Jean-Baptiste Lully
Opera Atelier production, October 2000
with Tafelmusik Baroque Orchestra and Artists of Atelier Ballet
Elgin Theatre, Toronto

Lully’s tragédie lyrique Persée premiered in the Palais Royal, Paris, 1682. The opera chronicles the story of the demi-god Perseus, who rescues the Ethiopian people from the dreaded monster Medusa and subsequently goes on to free Andromeda. Cassiopeia, Andromeda’s mother, had boasted that she was more beautiful than the Queen of Heaven, and Juno (Hera) was so enraged that she sent a huge sea monster to ravage Ethiopia.

Opera Atelier’s production of Persée was the company’s millennium project and was performed at the Elgin Theatre, Toronto. A remount of this production, conducted by Hervé Niquet, was filmed for CBC television (Opening Night/ Director, Marc Stone) in April 2004 and has since been released internationally as a DVD.

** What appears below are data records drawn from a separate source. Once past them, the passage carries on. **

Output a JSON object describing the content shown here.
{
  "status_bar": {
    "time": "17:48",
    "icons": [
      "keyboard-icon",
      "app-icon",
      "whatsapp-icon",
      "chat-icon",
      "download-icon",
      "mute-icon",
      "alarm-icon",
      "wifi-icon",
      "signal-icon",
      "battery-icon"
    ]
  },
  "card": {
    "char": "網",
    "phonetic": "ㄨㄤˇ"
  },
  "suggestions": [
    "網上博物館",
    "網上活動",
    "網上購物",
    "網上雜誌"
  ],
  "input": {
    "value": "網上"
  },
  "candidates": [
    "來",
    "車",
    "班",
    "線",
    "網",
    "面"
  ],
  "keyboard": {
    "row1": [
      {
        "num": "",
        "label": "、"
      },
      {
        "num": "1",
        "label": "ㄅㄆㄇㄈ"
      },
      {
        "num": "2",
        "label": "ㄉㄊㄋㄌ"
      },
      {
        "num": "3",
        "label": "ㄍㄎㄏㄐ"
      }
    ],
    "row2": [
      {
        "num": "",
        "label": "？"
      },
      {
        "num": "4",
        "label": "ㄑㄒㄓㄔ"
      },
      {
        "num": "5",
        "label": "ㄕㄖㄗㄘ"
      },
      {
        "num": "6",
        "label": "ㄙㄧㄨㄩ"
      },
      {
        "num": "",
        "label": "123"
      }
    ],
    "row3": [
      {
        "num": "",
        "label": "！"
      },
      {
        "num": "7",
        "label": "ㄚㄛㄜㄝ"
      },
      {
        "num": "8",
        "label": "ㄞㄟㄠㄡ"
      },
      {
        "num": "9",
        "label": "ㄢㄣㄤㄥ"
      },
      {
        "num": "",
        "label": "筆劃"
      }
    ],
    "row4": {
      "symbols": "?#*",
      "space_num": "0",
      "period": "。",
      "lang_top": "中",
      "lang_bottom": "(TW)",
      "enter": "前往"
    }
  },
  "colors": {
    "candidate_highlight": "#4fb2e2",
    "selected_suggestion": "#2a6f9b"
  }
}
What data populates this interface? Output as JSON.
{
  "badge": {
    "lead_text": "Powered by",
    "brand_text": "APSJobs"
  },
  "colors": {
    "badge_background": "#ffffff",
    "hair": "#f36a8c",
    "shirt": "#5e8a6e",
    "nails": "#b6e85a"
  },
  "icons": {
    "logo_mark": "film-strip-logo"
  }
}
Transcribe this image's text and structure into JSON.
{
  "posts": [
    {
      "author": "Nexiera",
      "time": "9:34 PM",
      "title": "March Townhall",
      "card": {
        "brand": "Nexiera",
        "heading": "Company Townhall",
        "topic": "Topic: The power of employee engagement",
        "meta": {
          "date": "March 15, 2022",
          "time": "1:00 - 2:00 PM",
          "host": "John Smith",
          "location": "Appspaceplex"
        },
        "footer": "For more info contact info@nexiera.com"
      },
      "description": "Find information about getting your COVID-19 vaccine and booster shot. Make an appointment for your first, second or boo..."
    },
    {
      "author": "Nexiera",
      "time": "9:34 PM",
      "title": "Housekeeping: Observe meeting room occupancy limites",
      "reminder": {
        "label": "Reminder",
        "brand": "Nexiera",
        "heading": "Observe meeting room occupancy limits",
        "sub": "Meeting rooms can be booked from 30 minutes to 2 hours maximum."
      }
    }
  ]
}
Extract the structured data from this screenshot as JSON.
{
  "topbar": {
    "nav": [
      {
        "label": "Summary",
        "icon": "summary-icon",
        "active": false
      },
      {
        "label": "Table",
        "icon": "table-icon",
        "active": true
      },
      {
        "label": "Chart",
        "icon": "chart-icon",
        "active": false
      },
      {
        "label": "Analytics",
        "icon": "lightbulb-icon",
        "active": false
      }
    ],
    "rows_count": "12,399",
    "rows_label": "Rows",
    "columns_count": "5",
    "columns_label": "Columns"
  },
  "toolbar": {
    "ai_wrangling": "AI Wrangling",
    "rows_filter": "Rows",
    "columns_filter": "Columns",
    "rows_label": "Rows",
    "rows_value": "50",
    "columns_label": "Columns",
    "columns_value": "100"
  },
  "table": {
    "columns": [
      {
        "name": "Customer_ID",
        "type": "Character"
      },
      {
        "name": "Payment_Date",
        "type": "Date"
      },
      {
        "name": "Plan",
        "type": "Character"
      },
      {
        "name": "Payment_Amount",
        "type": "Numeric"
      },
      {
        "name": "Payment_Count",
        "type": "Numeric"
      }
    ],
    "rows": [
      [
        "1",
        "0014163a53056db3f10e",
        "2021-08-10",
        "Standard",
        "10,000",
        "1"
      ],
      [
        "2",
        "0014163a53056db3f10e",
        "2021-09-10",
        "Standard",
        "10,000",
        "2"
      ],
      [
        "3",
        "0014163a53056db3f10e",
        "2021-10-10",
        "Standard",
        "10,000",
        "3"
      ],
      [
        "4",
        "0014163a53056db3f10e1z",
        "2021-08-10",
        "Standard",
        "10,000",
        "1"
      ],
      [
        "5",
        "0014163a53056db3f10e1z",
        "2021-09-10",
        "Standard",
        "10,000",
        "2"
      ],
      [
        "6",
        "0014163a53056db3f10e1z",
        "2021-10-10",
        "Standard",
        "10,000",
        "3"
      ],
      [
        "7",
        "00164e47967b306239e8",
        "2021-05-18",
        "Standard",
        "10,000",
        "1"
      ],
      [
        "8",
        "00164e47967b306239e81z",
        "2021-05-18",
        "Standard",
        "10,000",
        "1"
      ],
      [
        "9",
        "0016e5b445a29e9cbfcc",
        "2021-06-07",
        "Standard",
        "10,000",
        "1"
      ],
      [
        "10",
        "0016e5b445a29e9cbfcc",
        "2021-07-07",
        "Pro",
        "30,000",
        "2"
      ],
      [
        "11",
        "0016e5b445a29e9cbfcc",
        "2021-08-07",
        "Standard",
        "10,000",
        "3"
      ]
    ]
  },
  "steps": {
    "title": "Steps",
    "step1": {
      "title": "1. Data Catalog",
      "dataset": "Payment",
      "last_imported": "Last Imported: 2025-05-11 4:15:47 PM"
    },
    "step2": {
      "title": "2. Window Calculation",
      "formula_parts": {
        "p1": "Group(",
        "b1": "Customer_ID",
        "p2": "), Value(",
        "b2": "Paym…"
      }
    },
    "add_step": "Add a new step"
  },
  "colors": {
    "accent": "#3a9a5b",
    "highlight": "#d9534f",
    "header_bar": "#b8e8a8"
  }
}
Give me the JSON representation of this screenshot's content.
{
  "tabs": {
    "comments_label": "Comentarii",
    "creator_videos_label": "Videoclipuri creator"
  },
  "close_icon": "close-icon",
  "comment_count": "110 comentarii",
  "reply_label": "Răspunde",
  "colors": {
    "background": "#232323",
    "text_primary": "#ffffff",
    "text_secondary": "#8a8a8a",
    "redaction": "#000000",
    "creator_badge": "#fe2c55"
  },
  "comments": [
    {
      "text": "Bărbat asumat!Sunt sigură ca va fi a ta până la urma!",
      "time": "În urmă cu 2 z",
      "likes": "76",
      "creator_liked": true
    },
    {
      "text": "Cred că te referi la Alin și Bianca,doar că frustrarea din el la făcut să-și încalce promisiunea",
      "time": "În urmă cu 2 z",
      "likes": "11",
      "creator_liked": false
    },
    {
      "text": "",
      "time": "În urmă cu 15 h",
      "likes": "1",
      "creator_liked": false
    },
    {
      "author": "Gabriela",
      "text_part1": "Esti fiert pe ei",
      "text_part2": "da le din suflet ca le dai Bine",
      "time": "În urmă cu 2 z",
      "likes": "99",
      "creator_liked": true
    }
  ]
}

Gerard Gauci: Our most elaborate production to date, Persée called for the complete spectrum of baroque stagecraft including multiple flying machines, gods and goddesses, three gorgons and a sea serpent. The designs were executed in an ornate and florid style, reminiscent of the 17th-century originals by Louis XIV’s court designer, Jean Bérain. It was not unusual for designers of the period to lend their talents to a vast array of applications and Bérain was known for designing architecture, tapestries, furniture and all manner of decorative objects. His opulent and grandiose designs had great influence and epitomized Louis XIV style.